However, the fact that these changes are just now happening says a lot about the general cultural opinion of women’s rights. There are plenty of people fighting daily for women’s rights but at the same time there are many others pushing back against change, either because they don’t believe in it or because they don’t see the benefit. This really great article is an illustration of that struggle.  It’s about a man working to educate parents in rural villages about the importance of keeping their daughters in school so that they can determine their own futures. Underage marriage is just one of many illegal practices carried on through the strength of its cultural roots – I won’t attempt to go into any others at this point.
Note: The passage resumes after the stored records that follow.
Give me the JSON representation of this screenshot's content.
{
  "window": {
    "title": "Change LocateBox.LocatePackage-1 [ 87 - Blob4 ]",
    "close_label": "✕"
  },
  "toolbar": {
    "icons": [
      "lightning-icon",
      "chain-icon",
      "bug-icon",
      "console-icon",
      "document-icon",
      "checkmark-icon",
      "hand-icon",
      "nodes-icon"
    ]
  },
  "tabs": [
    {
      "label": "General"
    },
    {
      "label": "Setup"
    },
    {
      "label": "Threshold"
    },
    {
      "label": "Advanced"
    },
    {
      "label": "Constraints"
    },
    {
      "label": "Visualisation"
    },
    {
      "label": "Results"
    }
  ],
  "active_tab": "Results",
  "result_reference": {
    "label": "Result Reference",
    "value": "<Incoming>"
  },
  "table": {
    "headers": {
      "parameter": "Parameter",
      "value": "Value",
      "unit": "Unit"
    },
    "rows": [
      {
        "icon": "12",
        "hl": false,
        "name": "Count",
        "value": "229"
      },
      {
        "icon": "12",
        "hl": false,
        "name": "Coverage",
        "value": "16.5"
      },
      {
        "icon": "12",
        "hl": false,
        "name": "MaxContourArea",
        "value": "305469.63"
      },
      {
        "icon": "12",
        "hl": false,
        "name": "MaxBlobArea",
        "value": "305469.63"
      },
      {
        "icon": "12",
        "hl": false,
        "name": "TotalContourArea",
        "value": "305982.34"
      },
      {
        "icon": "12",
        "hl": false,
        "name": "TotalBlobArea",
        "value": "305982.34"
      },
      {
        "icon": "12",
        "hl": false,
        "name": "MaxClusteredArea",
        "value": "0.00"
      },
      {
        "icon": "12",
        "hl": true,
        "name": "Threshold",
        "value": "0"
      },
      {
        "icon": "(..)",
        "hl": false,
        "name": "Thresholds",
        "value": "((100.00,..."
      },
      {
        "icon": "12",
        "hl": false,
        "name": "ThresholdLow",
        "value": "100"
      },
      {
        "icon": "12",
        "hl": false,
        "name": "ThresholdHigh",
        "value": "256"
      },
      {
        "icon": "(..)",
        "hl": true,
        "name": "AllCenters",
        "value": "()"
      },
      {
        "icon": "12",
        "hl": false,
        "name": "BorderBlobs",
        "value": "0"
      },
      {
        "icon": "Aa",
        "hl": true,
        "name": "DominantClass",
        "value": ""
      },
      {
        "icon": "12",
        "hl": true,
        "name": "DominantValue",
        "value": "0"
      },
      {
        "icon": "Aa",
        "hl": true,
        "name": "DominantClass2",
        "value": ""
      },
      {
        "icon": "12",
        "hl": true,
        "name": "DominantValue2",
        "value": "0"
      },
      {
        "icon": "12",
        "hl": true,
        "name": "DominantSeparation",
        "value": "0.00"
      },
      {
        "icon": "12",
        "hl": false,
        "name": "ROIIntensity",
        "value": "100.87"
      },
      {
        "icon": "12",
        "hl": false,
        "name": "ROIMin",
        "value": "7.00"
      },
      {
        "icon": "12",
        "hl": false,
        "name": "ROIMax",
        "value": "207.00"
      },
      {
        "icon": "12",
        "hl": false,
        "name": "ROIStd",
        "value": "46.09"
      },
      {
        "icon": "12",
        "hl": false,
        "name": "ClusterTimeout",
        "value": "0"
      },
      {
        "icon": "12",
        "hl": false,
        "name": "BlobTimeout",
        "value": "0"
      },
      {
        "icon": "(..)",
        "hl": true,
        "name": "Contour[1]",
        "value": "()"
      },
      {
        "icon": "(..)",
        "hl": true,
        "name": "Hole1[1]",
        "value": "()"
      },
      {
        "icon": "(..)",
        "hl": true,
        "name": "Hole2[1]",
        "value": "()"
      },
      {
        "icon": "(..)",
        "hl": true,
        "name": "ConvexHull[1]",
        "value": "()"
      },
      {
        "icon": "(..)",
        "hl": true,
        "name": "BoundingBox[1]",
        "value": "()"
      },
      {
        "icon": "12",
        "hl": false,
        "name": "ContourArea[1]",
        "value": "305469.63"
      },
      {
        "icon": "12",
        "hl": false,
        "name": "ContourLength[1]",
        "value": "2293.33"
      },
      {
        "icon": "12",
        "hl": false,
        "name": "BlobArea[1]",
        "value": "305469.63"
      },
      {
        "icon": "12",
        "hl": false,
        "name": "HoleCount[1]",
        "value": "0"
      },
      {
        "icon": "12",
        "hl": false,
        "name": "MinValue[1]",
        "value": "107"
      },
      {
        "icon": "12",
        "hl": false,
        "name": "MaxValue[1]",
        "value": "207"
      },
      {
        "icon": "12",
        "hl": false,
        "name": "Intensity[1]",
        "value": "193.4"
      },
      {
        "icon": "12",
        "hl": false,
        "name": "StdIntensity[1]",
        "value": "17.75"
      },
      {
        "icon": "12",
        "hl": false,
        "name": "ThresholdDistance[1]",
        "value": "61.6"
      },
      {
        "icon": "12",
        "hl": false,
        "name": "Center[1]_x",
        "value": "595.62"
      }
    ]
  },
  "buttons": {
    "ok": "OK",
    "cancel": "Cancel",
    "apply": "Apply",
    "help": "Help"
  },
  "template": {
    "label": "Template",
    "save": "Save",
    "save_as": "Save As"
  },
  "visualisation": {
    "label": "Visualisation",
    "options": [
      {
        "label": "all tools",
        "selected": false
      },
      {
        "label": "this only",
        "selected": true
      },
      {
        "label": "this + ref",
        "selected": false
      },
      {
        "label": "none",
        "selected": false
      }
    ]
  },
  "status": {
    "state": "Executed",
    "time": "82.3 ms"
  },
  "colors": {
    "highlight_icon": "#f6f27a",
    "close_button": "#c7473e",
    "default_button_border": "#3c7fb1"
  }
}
In my daily life in Azilal, I see a lot of women following the traditional values, but also many who do not, and I think it’s an interesting illustration of the transition period that Morocco is currently in (more physical issues such as domestic violence and harassment I don’t hear a lot about, so I don’t feel comfortable discussing them, although I’m sure they happen here). Some women do get married young here – the first wedding I went to was for an 18-year-old – but on the other hand, I know a bunch of unmarried women my age and older in Azilal. The majority of women that I see here do follow the traditional role of wife, mother and homemaker – they dress conservatively, often in traditional dress, they wear headscarves, and their job is to take care of the house and family. However I also often see women, whether they are married or not, walking home from day jobs in modern dress or even business dress. Some wear headscarves, some don’t. Many girls go to university after finishing high school, instead of taking the traditional route of marriage, and many of the girls that I talk to who are still in high school plan on being doctors, engineers, teachers, etc. as well as having a family.

While women’s rights in Morocco are not at the same level as women’s rights in the U.S., things are changing. Many women have opportunities even in smaller cities like Azilal. It seems to me that there’s a tendency in the U.S. to see all countries in this region as terrible places where women cannot do anything (admittedly, I also used to fall into that trap). I can’t speak for any other country, but I’m hoping with this post to help bring Morocco out from under that umbrella and shed a little light on what it’s actually like here. I can’t deny that there are still problems with the way women are treated in Morocco, but I’m glad to know many Moroccans who are working hard to end these problems.

– Cori